Posts Tagged: great american novel
Infinite Jest recently turned twenty, a birthday so momentous it merited a new edition of the tome for college students to display on their bedside tables. In light of the renewed discussion about David Foster Wallace’s magnum opus, D.T. Max reminds disciples that he also wrote some other stuff:
Alongside his first collection, “Girl with Curious Hair,” published in 1989, “Brief Interviews” and “Oblivion” cumulatively make the case for Wallace as one of the most interesting short-story writers of our time.
This idea — that one person, and only one person, in any given generation can possess the intellectual prowess, creative might, emotional intelligence and writing chops to produce a novel that speaks truth about the disparate American whole — is pure hogwash.
Did you know that Mark Twain is one of the best known foreign writers in China? Neither did we. There is a well earned, and unabashed image of Mark Twain as the quintessential American author and for good reason. The Adventures of Huckleberry Finn remains in the American cannon and is taught all over the country however it was a lesser known story of his that has him being taught along side of Mao Zedong....more

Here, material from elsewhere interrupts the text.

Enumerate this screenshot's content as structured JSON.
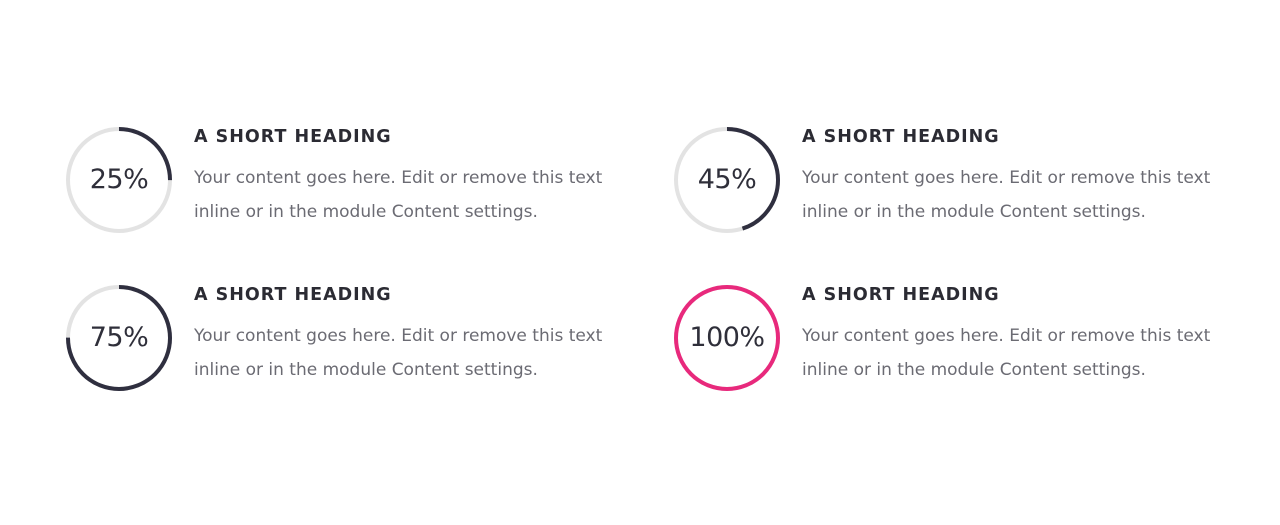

Adam Kirsch is breaking down the need for and the existence of the Great American Novel at Harvard Magazine:
But of course, if the American Dream weren’t still alive, somewhere in our culture and our minds, it wouldn’t be necessary for the novelists to keep writing Great American Novels.
The Millions “asked nine English scholars to choose one novel as the greatest our country has ever produced.”
The results span a wide range subjects, authors, and time periods.
Most you’ve heard of, a few you haven’t, but all of them dig into the American experience in rich and troubling ways....more